Greek contagion hits Italy and the US


Today the leaders of the Eurozone will be meeting once again in a desperate attempt to try and stop the collapse of the euro and prevent a massive default by Greece.

This emergency meeting takes place just a week after the EU leaders made a 12 billion euro loan to Greece to prevent an immediate default on its massive state debts.

This bail-out was immediately derailed by the international ratings agency Standard and Poor’s.

What they objected to was the provision for ‘rolling-over’ the Greek debt, a plan that involved the banks extending their loans to Greece.

This, as far as S&P were concerned, meant the private sector banks facing losses, something intolerable for the banking system.

The contagion from Greece has spread very rapidly over the past seven days; first to Portugal whose credit rating was reduced to ‘junk’ status and, even more seriously for European capitalism, Italy.

The news last Friday that Italian prime minister Berlusconi was threatening to sack his finance minister, Giulio Tremonti, caused panic amongst the holders of Italy’s state debt who rightly perceived that the country was at acute risk of default and so demanded much higher returns on their loans.

With Italy having a debt to GDP ratio of 119%, the largest in the Eurozone, it is clear that this massive increase in the cost of state borrowing is pushing Italian capitalism into the same boat as Greece, Portugal and Ireland.

Italy is the third largest economy in Europe and the seventh largest in the world.

A default on its debt would crash the entire economy and banks of Europe and internationally.

In the US, the revolutionary ‘contagion’ of Greece and now the major economies of Europe has spread into the centre of world capitalism.

The Republican and Democratic parties are still bickering over president Obama’s demand to raise the US debt from its present level of $14.3 trillion by the deadline of August 2nd. Failure to reach an agreement by that date would see the mighty US capitalist system in default on its federal debt and the country technically and practically plunged into bankruptcy.

While these two bourgeois parties will undoubtedly cobble together an agreement to avoid this, the latest economic indicators show that the US is gripped by an unrelenting collapse of epic proportions.

The latest employment figures from the US show that last month only 18,000 jobs were created in the US, down from 25,000 in May and way down on the 70,000 created between February and April.

These figures have exploded the wildly optimistic talk of an economic recovery in the US.

At the heart of this international crisis of capitalism is the massive capitalist expansion carried out for decades through huge amounts of freely available cheap credit.

The capitalist class, refusing to recognise that credit is simultaneously debt, believed that it had overcome the laws of value and that they could carry on indefinitely printing paper money and producing vast profits, again on paper.

This mad merry-go-round has come to an abrupt halt and now that credit has turned to debt they are demanding that the working class pay.

This crisis cannot be resolved through bail-outs and debt roll-overs.
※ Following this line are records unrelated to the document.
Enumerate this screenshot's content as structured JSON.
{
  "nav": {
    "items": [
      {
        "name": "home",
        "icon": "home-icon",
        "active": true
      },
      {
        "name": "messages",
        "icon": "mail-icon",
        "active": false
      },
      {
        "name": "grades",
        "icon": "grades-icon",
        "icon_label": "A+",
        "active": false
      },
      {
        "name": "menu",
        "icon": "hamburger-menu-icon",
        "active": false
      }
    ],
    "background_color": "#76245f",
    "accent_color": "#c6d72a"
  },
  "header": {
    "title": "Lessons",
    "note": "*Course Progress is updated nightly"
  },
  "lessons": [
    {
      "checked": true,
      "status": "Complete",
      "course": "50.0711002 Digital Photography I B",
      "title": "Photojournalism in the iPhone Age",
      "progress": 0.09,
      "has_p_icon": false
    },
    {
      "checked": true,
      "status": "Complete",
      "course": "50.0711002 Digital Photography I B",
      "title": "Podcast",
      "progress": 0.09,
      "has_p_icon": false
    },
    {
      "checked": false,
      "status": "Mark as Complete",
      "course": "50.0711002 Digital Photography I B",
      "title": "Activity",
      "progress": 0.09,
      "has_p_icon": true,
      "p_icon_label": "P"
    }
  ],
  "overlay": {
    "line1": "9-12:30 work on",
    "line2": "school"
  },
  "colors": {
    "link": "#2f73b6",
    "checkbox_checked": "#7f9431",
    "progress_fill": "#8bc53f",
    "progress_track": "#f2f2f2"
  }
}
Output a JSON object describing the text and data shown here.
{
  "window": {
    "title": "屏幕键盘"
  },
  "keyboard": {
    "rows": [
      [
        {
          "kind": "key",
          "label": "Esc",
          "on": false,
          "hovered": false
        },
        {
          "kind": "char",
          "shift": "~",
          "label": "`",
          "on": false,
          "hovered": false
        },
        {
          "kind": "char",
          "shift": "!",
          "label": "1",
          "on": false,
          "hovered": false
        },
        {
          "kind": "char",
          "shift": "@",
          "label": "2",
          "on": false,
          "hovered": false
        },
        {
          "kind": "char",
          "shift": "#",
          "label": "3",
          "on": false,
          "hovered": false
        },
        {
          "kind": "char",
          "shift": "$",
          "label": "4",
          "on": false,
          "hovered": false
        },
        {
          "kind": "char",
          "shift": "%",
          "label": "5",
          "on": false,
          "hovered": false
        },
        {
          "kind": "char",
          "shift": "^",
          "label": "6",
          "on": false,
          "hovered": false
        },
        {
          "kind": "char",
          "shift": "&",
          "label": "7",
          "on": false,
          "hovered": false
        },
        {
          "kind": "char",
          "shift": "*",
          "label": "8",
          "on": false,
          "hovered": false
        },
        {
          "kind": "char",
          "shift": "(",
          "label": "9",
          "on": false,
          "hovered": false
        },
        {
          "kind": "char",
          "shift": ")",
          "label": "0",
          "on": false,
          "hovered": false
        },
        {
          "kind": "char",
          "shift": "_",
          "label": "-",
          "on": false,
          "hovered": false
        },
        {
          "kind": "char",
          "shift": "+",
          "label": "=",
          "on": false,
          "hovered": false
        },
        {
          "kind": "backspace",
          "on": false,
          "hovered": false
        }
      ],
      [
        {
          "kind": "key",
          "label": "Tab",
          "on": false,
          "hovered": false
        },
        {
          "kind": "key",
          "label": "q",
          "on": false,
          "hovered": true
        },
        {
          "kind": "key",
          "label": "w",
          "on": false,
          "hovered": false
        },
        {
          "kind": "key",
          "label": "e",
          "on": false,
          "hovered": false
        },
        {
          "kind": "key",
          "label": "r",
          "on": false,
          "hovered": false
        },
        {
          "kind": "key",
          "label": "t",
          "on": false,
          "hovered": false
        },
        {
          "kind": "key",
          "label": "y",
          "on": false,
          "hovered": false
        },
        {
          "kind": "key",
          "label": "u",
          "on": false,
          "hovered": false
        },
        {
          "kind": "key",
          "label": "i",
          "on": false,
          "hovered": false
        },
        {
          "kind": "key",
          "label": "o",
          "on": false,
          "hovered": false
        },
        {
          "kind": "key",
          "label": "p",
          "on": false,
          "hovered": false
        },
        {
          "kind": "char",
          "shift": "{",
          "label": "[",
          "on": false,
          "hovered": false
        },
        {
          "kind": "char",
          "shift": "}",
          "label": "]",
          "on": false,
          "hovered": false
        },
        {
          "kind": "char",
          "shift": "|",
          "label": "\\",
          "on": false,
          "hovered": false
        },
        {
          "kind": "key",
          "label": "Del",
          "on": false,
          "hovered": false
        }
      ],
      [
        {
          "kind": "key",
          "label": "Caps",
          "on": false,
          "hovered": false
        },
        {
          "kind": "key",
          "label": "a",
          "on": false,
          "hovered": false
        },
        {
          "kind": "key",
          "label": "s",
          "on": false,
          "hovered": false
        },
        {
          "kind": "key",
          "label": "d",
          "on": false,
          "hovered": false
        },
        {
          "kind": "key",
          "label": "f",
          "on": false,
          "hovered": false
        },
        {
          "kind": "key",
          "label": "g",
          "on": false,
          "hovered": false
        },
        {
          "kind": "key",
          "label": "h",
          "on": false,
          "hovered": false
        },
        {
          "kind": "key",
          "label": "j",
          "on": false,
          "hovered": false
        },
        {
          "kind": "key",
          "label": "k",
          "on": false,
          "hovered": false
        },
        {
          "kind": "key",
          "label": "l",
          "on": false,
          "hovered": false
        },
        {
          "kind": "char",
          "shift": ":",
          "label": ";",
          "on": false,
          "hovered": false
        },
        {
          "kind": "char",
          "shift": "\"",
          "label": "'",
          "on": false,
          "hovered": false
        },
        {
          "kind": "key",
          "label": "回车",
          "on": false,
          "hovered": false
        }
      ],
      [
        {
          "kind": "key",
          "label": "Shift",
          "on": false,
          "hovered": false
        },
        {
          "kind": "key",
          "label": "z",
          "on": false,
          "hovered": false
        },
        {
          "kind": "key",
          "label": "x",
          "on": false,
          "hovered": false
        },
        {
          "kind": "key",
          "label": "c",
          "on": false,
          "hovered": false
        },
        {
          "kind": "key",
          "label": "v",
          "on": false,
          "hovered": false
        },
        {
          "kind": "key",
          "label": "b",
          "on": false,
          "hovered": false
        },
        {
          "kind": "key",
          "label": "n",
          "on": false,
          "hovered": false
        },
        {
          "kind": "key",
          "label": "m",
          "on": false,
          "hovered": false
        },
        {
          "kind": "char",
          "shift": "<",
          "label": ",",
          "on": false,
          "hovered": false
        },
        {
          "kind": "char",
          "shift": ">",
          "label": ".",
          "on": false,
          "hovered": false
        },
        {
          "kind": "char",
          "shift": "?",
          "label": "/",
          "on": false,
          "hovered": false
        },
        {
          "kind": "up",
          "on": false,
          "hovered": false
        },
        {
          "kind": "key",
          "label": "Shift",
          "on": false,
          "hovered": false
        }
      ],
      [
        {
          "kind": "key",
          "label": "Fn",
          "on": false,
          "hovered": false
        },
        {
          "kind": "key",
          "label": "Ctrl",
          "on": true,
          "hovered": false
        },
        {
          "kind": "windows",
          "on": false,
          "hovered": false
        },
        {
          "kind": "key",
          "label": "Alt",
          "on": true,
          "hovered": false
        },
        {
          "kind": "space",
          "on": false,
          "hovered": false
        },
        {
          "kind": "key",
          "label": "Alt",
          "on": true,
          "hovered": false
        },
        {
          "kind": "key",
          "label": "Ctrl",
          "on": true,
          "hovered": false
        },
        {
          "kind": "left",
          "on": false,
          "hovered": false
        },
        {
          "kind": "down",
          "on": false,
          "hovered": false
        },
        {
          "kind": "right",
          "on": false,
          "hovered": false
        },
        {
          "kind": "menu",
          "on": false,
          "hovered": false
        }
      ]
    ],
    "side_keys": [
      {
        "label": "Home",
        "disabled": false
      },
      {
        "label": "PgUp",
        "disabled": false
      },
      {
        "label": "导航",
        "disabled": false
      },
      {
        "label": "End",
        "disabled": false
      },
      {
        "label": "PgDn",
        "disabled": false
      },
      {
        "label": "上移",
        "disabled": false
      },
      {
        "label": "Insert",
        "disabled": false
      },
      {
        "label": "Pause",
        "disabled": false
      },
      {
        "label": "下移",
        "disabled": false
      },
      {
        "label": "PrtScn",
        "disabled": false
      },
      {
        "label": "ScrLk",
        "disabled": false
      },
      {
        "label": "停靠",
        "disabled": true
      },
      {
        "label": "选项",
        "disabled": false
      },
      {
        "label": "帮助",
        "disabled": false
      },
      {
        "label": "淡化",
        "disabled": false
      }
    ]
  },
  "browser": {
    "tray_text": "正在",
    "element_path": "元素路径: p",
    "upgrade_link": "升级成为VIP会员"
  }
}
It can only be solved in the struggle between the capitalist class, determined to dump the crisis on the backs of the working class, and the workers and poor masses of the world determined not to be pauperised and starved to keep a bankrupt capitalist system alive.

This revolutionary confrontation between the two classes can only be resolved through the organisation of the world socialist revolution to overthrow this bankrupt capitalist system.